Task prompt: Sort through the data and copy the lines holding the word "What".

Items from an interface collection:
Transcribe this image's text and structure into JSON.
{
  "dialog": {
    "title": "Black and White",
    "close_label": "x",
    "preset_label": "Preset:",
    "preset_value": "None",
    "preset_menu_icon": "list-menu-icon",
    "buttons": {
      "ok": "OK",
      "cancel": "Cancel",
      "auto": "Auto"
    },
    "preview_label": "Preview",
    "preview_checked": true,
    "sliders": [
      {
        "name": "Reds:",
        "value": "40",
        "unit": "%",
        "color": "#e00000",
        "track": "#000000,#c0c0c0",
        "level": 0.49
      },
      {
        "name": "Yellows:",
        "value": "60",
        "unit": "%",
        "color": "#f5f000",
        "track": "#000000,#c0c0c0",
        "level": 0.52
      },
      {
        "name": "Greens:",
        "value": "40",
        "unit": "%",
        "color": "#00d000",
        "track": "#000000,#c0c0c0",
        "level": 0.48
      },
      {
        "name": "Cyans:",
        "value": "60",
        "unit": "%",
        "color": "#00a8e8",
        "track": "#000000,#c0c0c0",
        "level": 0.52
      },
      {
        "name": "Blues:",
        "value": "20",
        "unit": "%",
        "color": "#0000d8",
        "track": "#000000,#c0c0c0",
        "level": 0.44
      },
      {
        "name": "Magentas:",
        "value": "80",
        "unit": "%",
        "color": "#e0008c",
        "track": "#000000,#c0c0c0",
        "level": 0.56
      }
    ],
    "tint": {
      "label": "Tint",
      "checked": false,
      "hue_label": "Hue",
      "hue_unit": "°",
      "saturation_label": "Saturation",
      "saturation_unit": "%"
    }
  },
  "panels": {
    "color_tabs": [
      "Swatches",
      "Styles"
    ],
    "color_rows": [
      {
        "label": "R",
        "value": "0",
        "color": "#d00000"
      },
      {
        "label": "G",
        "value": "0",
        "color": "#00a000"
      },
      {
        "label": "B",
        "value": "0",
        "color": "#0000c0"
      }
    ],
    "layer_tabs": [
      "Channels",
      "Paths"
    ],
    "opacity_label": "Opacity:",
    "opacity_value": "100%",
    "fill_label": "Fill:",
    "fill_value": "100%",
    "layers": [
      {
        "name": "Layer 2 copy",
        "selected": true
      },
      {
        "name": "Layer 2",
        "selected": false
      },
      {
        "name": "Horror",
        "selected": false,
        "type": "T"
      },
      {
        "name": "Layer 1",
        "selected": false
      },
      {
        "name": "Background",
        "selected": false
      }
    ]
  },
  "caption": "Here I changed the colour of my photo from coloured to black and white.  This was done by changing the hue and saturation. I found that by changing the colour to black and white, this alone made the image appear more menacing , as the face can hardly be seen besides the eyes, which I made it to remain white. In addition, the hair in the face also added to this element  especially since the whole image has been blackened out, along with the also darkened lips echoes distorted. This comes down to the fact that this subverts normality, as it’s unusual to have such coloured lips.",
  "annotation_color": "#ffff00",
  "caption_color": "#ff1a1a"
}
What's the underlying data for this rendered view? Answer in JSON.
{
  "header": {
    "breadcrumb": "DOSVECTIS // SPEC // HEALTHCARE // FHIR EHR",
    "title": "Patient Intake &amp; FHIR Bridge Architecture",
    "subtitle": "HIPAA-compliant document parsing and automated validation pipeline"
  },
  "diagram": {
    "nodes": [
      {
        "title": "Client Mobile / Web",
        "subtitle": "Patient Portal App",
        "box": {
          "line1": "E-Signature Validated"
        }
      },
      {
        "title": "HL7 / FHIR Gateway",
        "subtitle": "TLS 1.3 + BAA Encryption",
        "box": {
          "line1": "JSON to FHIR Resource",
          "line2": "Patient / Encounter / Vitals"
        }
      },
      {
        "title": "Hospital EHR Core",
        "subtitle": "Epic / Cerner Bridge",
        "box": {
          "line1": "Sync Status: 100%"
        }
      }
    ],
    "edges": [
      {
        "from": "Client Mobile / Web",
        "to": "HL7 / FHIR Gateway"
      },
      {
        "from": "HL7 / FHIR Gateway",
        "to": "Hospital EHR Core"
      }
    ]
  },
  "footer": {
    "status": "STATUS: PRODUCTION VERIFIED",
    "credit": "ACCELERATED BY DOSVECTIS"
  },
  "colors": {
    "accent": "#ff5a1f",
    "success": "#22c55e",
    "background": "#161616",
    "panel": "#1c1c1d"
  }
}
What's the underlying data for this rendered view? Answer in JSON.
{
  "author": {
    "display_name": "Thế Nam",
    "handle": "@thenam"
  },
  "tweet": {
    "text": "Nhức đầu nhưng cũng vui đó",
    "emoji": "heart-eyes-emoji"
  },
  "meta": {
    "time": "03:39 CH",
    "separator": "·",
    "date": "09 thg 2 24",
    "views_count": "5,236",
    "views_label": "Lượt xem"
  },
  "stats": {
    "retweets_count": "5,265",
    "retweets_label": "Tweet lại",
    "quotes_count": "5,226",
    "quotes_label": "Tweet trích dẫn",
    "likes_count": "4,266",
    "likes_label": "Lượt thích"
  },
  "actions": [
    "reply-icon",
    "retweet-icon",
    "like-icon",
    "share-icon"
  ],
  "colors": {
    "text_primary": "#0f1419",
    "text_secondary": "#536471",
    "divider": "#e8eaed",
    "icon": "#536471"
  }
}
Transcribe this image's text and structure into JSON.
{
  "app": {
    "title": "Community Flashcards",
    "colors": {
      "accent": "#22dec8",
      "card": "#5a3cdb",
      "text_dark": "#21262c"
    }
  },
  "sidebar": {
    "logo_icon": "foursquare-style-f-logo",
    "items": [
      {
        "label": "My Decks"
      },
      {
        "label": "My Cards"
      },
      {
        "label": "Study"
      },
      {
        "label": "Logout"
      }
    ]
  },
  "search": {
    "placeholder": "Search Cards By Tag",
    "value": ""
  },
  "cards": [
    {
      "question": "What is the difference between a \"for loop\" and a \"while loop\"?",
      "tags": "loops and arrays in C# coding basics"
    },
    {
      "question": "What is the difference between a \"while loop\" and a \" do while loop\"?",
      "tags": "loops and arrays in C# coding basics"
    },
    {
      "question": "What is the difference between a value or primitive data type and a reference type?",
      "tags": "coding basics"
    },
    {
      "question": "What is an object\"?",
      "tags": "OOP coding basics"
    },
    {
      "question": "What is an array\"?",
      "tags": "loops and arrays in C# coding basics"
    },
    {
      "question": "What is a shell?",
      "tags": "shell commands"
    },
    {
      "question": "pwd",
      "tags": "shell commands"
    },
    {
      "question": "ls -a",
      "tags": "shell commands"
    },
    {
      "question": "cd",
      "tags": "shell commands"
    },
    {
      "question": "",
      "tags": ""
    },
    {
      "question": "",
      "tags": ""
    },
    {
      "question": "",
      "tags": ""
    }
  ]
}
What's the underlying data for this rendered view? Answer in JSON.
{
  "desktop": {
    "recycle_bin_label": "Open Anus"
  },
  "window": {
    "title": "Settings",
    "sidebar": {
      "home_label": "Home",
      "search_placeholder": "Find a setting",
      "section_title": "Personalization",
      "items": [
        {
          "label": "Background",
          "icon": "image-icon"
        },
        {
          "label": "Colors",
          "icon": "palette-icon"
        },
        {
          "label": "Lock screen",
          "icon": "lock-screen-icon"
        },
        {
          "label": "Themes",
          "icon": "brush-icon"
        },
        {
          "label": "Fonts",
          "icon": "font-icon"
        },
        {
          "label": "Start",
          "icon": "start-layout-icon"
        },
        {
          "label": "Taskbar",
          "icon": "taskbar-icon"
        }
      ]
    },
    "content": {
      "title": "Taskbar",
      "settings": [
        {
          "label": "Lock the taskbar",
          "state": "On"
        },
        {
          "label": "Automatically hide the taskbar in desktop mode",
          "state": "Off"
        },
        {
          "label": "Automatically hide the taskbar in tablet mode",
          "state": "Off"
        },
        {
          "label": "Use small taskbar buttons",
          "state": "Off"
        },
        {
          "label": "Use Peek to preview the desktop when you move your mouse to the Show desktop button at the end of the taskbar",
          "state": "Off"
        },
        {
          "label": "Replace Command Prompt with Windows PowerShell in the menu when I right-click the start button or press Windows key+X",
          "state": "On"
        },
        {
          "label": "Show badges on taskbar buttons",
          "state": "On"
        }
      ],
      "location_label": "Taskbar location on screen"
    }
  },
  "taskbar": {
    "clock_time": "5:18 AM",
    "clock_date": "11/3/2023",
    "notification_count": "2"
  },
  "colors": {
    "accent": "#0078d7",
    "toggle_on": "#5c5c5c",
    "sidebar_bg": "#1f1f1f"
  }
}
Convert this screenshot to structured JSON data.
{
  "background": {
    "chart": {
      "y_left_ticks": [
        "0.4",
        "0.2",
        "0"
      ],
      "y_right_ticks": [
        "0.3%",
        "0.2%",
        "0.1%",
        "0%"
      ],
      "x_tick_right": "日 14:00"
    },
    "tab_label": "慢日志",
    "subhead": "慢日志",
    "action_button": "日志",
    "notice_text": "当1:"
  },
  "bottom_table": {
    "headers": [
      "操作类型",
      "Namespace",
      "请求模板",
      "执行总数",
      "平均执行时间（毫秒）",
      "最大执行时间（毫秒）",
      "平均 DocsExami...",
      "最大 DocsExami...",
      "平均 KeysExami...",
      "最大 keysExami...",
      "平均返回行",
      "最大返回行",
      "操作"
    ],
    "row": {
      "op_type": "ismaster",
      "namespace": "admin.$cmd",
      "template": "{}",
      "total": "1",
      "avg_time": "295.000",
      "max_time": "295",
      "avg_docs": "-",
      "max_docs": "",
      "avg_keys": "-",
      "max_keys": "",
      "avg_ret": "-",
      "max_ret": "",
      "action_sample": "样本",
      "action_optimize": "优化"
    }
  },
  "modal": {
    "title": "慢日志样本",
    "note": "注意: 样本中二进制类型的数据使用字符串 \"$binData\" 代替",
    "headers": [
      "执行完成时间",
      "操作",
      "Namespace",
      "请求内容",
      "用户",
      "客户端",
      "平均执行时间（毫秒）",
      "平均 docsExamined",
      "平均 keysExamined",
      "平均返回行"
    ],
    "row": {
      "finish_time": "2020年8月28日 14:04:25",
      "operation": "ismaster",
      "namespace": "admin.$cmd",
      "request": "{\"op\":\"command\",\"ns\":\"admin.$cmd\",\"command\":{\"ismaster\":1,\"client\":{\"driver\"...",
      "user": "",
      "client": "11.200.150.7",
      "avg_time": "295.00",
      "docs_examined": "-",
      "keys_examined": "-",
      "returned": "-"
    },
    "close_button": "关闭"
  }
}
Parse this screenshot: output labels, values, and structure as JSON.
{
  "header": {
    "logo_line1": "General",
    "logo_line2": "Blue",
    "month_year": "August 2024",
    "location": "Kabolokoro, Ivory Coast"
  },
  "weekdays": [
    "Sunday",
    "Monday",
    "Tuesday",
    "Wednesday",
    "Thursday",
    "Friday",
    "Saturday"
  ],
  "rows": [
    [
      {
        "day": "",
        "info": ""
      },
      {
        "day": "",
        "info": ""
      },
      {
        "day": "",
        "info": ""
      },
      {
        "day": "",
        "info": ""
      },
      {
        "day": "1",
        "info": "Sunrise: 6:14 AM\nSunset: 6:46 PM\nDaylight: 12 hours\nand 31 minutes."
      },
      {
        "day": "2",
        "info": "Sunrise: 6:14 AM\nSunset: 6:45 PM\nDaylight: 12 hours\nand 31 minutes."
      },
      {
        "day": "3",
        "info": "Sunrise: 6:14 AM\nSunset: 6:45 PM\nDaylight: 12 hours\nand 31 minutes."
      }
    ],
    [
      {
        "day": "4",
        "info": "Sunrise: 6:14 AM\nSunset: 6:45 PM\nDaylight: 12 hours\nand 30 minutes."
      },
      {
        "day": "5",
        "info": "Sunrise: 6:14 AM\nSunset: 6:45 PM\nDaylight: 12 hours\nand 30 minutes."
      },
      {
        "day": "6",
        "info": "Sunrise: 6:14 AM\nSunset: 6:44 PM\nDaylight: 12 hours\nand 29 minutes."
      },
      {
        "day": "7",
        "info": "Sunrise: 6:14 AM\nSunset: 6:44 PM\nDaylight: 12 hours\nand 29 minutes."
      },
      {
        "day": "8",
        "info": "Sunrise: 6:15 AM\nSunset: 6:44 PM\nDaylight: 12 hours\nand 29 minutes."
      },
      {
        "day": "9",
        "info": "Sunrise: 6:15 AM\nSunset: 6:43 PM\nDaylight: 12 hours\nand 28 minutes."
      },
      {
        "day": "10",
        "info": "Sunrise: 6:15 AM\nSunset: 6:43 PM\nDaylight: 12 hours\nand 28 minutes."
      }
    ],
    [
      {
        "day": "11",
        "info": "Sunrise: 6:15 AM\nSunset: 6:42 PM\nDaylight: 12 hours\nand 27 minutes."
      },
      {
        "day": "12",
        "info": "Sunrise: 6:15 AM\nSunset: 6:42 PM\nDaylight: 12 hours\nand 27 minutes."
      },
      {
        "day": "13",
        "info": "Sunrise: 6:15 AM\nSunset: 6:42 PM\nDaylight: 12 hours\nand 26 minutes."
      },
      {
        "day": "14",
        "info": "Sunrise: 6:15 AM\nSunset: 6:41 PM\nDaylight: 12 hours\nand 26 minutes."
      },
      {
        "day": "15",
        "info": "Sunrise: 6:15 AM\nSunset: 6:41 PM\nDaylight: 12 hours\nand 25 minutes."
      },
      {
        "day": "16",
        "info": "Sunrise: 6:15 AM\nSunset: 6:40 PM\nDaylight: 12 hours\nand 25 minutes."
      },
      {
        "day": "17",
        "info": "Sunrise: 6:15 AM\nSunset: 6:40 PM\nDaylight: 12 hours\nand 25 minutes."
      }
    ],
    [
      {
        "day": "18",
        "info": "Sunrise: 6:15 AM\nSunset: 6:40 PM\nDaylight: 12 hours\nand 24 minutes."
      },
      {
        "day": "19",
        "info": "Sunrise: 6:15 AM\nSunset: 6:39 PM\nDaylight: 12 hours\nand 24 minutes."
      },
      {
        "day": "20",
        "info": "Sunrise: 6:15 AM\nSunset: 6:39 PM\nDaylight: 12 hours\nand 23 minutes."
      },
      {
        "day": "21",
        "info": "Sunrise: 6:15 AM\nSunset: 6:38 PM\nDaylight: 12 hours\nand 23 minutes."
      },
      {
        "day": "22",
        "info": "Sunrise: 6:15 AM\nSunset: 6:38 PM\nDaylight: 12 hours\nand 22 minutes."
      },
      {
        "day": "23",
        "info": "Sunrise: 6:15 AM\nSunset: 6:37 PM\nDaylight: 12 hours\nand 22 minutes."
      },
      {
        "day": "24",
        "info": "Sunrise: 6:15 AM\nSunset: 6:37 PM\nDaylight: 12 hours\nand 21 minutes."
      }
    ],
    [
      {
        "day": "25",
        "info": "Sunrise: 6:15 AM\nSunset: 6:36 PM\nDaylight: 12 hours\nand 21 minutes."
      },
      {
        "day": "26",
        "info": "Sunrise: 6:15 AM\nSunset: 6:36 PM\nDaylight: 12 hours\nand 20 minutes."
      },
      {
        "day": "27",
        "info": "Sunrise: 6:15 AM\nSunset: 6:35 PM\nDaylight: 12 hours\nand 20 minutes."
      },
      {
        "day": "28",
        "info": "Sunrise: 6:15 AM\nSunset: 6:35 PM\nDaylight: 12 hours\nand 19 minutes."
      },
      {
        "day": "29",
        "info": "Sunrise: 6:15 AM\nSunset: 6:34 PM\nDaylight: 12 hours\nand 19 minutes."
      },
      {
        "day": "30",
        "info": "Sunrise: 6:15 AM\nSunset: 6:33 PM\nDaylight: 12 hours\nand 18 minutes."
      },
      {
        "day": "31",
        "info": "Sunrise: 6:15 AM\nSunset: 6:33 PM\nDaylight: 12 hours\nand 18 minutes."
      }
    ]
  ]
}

Written answer:
What's the underlying data for this rendered view? Answer in JSON.
What's the underlying data for this rendered view? Answer in JSON.
      "question": "What is the difference between a \"for loop\" and a \"while loop\"?",
      "question": "What is the difference between a \"while loop\" and a \" do while loop\"?",
      "question": "What is the difference between a value or primitive data type and a reference type?",
      "question": "What is an object\"?",
      "question": "What is an array\"?",
      "question": "What is a shell?",
What's the underlying data for this rendered view? Answer in JSON.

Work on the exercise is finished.